To stop this unrelenting campaign by corporations, that use State level legislation to undermine workers’ rights we need a national party willing to stand for those rights. So if not Haymarket, at least a reference to the National Labor Relations Act of 1935, the so-called Wagner Act, which protected the rights of unions, and spearheaded the prosperity of the so-called Golden Age. It’s great to expand the liberties of minorities, but it is also important not to forget that workers’ rights have been undermined by the rise of corporate power, and that work, as much as gender, race, ethnicity and sexuality, define who we are.

Originally published in Bob Pollin's Back to Full Employment Blog


  1. Excellent point. However, Haymarket wouldn't have worked, since it doesn't start with S. Perhaps San Francisco, in reference to the successful General Strike supporting the longshoremen, in 1934?

    In California, it has gotten so bad that many wage-earners work as "independant contractors," forced to pay the employer's share of the FICA tax. This is illegal, but the NLRB doesn't do anything to stop it. The administration has been almost completely AWOL on workers' rights issues. They seem to accept the premise that individuals' incomes reflect their marginal productivity, though this is demonstrably false. And now the supreme court has seemed to re-embrace the spirit of its Slaughterhouse and Lochner rulings, and attacked even a mildly active NLRB.

    Our present circumstance bears a close resemblance to the early 1930s. We can study how, in that period, working people demanded and received significant concessions, in the United States, in France, and in Mexico (to name three cases I'm familiar with). In the US, this happened with only implicit support from the Roosevelt administration (although the USSR's growth numbers probably also helped). This record should be our blueprint today.

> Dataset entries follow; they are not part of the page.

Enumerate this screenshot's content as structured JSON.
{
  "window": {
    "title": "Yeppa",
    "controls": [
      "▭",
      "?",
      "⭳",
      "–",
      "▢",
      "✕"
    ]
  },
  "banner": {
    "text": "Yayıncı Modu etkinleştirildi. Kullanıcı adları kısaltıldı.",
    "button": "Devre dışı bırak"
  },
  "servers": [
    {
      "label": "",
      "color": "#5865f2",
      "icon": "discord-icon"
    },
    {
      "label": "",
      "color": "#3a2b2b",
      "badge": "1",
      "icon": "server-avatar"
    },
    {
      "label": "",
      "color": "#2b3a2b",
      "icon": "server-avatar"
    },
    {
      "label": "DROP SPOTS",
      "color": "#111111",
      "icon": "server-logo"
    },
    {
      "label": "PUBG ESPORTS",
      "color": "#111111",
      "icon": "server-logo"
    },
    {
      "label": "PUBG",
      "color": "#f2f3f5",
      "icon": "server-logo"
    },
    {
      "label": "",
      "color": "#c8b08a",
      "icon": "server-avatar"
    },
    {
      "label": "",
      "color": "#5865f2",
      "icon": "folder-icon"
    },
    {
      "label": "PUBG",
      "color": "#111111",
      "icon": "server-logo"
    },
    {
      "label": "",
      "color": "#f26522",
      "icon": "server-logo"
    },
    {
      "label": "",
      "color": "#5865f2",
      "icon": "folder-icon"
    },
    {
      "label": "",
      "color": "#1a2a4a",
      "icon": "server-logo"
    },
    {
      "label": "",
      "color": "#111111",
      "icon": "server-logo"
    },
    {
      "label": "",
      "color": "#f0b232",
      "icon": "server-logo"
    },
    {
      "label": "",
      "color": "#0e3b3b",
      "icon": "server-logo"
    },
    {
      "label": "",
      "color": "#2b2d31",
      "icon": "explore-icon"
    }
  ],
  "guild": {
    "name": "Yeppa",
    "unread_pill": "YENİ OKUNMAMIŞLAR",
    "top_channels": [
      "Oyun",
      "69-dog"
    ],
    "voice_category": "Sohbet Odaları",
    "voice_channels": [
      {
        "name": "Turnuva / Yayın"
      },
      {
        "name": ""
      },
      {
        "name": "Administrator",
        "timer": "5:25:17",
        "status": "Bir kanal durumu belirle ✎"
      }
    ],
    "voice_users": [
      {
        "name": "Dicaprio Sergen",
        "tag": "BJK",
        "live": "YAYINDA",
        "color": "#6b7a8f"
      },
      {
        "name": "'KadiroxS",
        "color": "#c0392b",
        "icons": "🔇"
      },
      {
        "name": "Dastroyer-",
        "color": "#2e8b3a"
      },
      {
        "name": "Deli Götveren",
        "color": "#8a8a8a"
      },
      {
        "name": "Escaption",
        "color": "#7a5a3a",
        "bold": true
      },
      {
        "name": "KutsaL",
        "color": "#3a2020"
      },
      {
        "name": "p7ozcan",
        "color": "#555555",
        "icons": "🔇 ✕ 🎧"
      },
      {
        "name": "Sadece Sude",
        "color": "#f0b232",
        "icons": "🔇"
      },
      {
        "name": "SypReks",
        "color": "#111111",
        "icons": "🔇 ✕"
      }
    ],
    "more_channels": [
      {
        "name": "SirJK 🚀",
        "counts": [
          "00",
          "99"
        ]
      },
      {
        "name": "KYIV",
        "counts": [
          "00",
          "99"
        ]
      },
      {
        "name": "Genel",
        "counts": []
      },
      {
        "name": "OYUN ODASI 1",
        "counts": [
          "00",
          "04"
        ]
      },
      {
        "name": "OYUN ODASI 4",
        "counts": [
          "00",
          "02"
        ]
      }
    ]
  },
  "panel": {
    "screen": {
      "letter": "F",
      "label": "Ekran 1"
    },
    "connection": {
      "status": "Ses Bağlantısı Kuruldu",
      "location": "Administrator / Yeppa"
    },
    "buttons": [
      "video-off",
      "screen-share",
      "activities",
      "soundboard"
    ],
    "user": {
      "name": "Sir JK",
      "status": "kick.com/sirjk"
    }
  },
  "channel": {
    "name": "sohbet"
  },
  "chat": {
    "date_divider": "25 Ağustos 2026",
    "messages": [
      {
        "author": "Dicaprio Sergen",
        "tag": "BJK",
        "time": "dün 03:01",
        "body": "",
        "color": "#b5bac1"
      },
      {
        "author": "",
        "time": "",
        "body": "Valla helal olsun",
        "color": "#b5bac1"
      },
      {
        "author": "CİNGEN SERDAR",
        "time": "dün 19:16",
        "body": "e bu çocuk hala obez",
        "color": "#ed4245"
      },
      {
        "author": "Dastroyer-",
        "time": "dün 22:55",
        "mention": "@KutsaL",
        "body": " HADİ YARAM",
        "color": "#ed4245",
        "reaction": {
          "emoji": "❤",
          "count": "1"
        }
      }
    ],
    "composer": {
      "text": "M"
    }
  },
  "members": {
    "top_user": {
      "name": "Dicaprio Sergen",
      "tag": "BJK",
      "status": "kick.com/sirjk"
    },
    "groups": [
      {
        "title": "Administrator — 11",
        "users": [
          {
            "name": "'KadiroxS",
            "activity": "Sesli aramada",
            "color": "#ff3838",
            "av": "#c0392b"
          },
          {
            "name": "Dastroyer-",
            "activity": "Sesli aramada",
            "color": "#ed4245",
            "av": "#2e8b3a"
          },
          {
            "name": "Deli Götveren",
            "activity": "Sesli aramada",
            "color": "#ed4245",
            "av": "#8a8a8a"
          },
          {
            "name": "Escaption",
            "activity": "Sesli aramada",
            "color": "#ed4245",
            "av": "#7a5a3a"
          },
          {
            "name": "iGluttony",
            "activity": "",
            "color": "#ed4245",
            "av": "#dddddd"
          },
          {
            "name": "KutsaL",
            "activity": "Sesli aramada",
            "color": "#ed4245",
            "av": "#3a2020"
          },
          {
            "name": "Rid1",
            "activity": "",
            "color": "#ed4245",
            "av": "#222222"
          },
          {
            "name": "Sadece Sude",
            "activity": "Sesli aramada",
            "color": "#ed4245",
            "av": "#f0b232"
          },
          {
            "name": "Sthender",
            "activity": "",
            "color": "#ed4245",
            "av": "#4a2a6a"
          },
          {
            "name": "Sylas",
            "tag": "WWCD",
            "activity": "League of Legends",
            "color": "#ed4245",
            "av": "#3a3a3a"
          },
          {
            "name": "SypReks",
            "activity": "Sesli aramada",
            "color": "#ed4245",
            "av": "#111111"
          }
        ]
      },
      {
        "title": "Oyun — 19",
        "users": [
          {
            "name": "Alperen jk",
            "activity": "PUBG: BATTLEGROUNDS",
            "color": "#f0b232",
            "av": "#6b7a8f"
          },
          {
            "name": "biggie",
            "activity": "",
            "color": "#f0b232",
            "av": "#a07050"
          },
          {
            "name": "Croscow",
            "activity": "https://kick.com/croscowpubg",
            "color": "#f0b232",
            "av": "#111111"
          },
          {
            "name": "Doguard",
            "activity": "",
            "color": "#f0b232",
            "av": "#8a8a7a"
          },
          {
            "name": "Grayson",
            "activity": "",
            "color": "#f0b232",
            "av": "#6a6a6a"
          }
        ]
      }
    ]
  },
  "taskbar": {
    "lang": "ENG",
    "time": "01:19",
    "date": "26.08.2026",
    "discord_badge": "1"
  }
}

    1. Well we don't have Francis Perkins in the Labor Department, and unionization efforts in services have been way less succesful than in industry. Remember that the increase in unionization in the 1930s came at a time when AFL split (and the more militant CIO was formed) because of the reluctance to spread from craft to industry. If you need a name with S to represent oppressed workers I would go with Spartacus.


On the blogs - Labor Theory of Value (LTV) Edition

Marx’s Refusal of the Labour Theory of Value -- David Harvey on Marx and the LTV Marx’s law of value: a debate between David Harvey and M...